The most important thing, and that which will enable you and I to be disciples for a whole life, no matter one's own sense of inadequacy, alleged failures, or disappointment, is a sense, a familiarity with our own weakness and emptiness. But not just weakness and emptiness; weakness and emptiness as the great dignity of our humanity and the fount of grace in our lives and ministries.
A few observations and anecdotes to finish this series on emptiness.
First, contrast the training for ordained ministry current ordination candidates receive and that which I received. They are given opportunities to attain skills and competencies early in their ordained ministries that I did not. And I think the training now is busier and more intense. But because of the gaps in my training I had to rely on personal presence in a way that the newly ordained now might not. I am not advocating this as a desirable place for the newly ordained to find themselves in! But just to point out the potentially unrecognised danger competency brings.
The danger is a lack of depth covered over by competency. Those who train now are prepared for ministry in a much more productive manner than in the past, but the competencies can become the new bag of priestcraft tricks of the past. In the old days it was tempting for the priest to pull out his communion, or oil, or bible or prayer book, or mumble a prayer with his clerical collar on, and think this would suffice for real sacramental personal presence. A bag of tricks is not what priesthood is about, whether that bag of tricks is a prayer book, the sacrament, th Bible or a whole new range of competencies.

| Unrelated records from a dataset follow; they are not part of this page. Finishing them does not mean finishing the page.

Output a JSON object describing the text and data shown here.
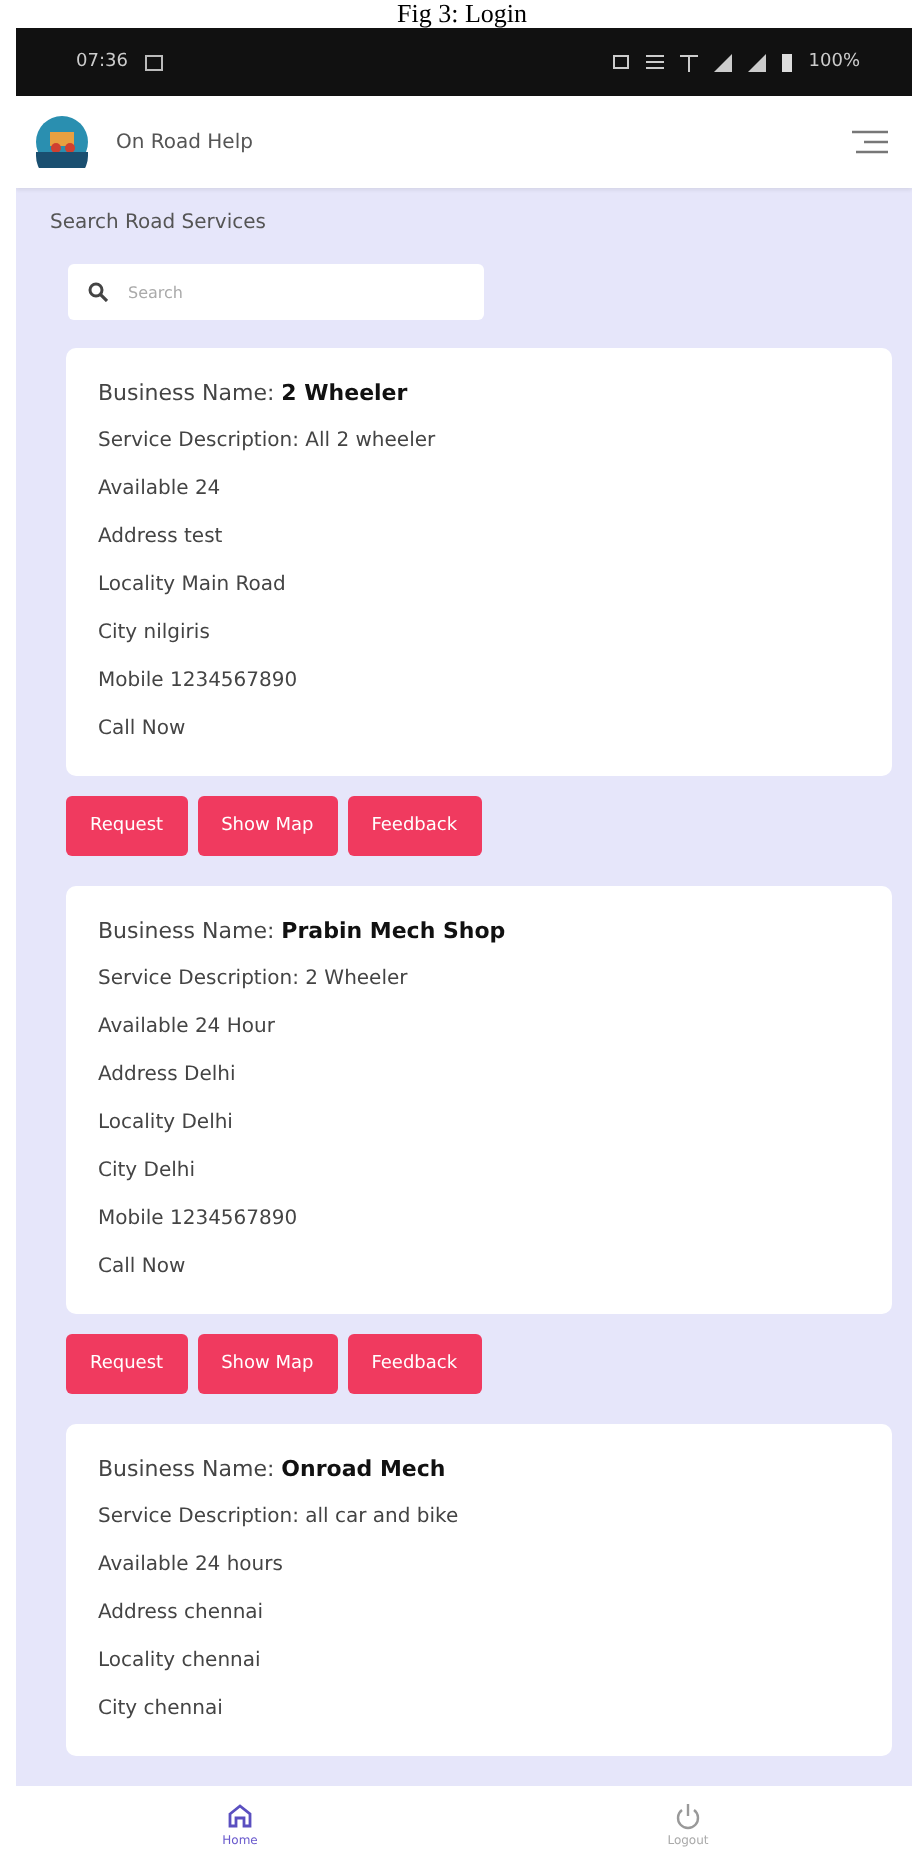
{
  "caption": "Fig 3: Login",
  "status_bar": {
    "time": "07:36",
    "battery": "100%"
  },
  "app_bar": {
    "title": "On Road Help"
  },
  "heading": "Search Road Services",
  "search": {
    "placeholder": "Search"
  },
  "listings": [
    {
      "name_label": "Business Name:",
      "name": "2 Wheeler",
      "details": [
        "Service Description: All 2 wheeler",
        "Available 24",
        "Address test",
        "Locality Main Road",
        "City nilgiris",
        "Mobile 1234567890",
        "Call Now"
      ],
      "buttons": [
        "Request",
        "Show Map",
        "Feedback"
      ]
    },
    {
      "name_label": "Business Name:",
      "name": "Prabin Mech Shop",
      "details": [
        "Service Description: 2 Wheeler",
        "Available 24 Hour",
        "Address Delhi",
        "Locality Delhi",
        "City Delhi",
        "Mobile 1234567890",
        "Call Now"
      ],
      "buttons": [
        "Request",
        "Show Map",
        "Feedback"
      ]
    },
    {
      "name_label": "Business Name:",
      "name": "Onroad Mech",
      "details": [
        "Service Description: all car and bike",
        "Available 24 hours",
        "Address chennai",
        "Locality chennai",
        "City chennai"
      ]
    }
  ],
  "nav": [
    {
      "label": "Home",
      "kind": "home",
      "selected": true
    },
    {
      "label": "Logout",
      "kind": "logout",
      "selected": false
    }
  ]
}
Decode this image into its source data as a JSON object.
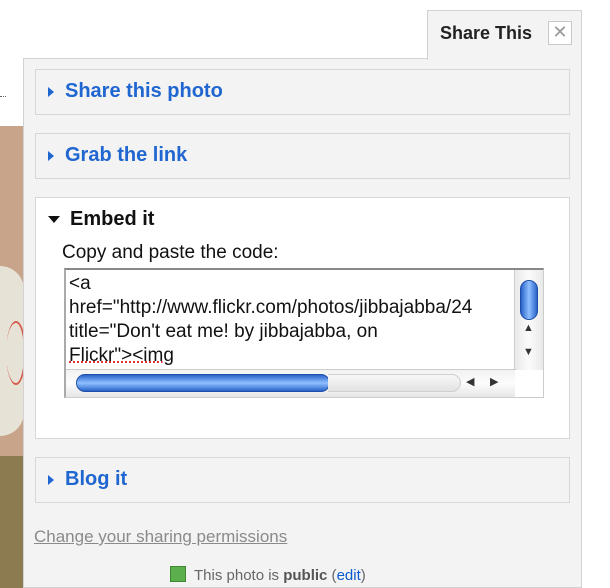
{
  "tab": {
    "title": "Share This",
    "close_glyph": "✕"
  },
  "sections": [
    {
      "label": "Share this photo",
      "state": "collapsed"
    },
    {
      "label": "Grab the link",
      "state": "collapsed"
    },
    {
      "label": "Embed it",
      "state": "expanded"
    },
    {
      "label": "Blog it",
      "state": "collapsed"
    }
  ],
  "embed": {
    "instruction": "Copy and paste the code:",
    "code_lines": [
      "<a",
      "href=\"http://www.flickr.com/photos/jibbajabba/24",
      "title=\"Don't eat me! by jibbajabba, on",
      "Flickr\"><img"
    ]
  },
  "scrollbar": {
    "up_arrow": "▲",
    "down_arrow": "▼",
    "left_arrow": "◀",
    "right_arrow": "▶"
  },
  "permissions_link": "Change your sharing permissions",
  "background_footer": {
    "text_prefix": "This photo is ",
    "status": "public",
    "paren_open": " (",
    "edit_link": "edit",
    "paren_close": ")"
  },
  "colors": {
    "link_blue": "#1f66d1",
    "panel_bg": "#f3f3f3",
    "scroll_blue": "#2a63c9"
  }
}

Second, I remember sitting in the Peterborough Rectory and looking at my books back in the mid-90s. I had just finished my PhD, and here I was up in the country with a PhD that nobody cared about or saw as useful, or even knew what it meant! There seemed no way to pursue that path of academia, to develop it, or if there was, it seemed like it would drag me from the task at hand. And the task at hand was to be the parish priest of Peterborough and the people in it. There seemed little overlap.

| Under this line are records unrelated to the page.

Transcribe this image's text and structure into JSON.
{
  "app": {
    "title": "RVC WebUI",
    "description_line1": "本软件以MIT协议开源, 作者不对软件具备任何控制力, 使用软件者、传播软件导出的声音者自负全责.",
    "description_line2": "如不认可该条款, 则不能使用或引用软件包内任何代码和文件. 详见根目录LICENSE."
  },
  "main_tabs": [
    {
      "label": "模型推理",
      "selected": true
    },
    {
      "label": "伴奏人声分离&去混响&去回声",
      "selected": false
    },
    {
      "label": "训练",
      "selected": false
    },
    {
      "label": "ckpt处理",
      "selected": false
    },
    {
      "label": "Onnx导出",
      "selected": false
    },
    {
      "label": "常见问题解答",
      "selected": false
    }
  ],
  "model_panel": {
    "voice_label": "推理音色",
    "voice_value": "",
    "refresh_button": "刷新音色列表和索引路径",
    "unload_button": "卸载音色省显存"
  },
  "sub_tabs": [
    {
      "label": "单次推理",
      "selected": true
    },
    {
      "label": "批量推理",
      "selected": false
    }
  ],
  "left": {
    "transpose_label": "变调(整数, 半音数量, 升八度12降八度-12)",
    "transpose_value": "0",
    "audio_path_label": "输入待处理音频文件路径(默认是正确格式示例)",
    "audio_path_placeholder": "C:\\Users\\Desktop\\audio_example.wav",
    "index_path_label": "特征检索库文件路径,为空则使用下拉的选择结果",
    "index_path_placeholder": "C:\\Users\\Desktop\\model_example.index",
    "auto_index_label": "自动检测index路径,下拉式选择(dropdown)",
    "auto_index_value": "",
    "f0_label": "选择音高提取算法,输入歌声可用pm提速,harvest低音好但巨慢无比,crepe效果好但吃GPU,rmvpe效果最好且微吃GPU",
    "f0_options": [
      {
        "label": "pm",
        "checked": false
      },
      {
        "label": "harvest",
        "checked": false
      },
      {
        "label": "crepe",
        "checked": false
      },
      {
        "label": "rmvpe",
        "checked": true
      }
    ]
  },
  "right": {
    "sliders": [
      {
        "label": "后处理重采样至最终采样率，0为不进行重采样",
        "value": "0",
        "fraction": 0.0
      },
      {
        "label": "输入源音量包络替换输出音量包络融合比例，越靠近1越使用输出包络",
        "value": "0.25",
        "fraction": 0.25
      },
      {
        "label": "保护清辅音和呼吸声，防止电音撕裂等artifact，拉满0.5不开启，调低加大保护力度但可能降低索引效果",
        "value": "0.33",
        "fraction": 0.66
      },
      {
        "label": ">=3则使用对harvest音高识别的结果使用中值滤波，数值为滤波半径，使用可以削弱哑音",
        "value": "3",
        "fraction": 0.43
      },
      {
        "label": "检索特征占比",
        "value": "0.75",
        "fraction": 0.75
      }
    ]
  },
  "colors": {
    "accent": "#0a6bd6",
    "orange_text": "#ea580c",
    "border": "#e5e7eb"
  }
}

These three stories/observations speak to me about the great dignity of our humanity (its weakness and incompletion) and the dangers associated with that weakness. They also speak to me about what it means to be a baptised Christian (and subsumed within this common baptism, a priest): refracting back to the world, church, and all creation our common destiny grounded in our createdness and God’s grace. All three stories warn us of making our discipleship to our strengths. Relying on our strengths, rather than allowing strength to arise out of our weakness. For example, my radical pursuit of the gospel should have been the result of a letting go of those things I was formerly filling the emptiness with, but instead I refilled the emptiness with my pride. Or in the case of my PhD, it became something I could stand on and rely on (or its knowledge, or the differential between my knowledge and most other people’s knowledge), rather than something I could offer humbly in service to God, not knowing where that offer might lead. And in the case of priestly formation and competence, the danger of a mechanical and human generated application of a ‘bag of tricks’ bearing little resemblance to the true iconic value of discipleship.

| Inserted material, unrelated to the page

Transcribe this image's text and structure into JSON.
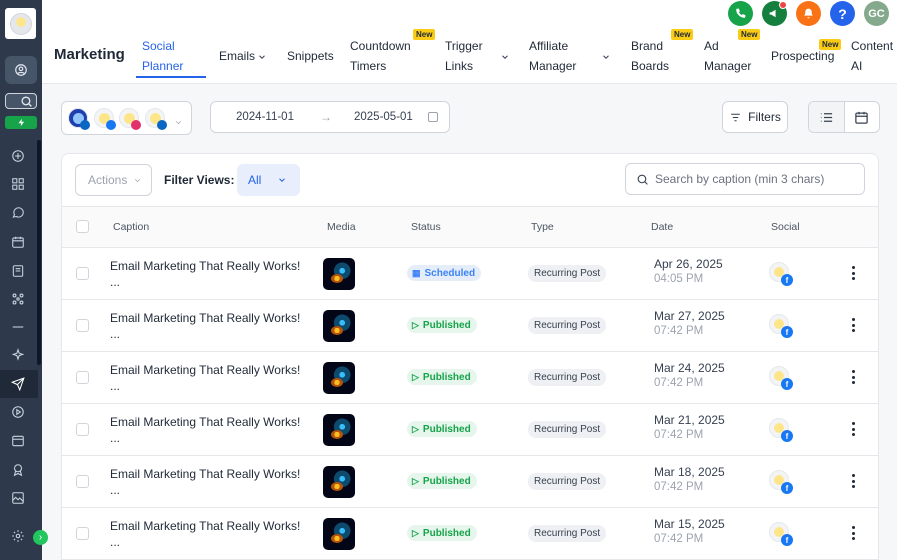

I am not suggesting that we can’t be competent and increase competency, can’t have PhD’s, can’t operate in areas of ministry in which we are comfortable and capable, or radically pursue the gospel in our lives. But let us do so always from the perspective of the great dignity of humankind. (That is, our incompleteness waiting to be filled by God). The simple humility that flows from knowing our great dignity can ensure that our skills and competencies, the radical choices we can make, the achievements we accrue along the way, can become means of grace for others rather than condemnation of ourselves.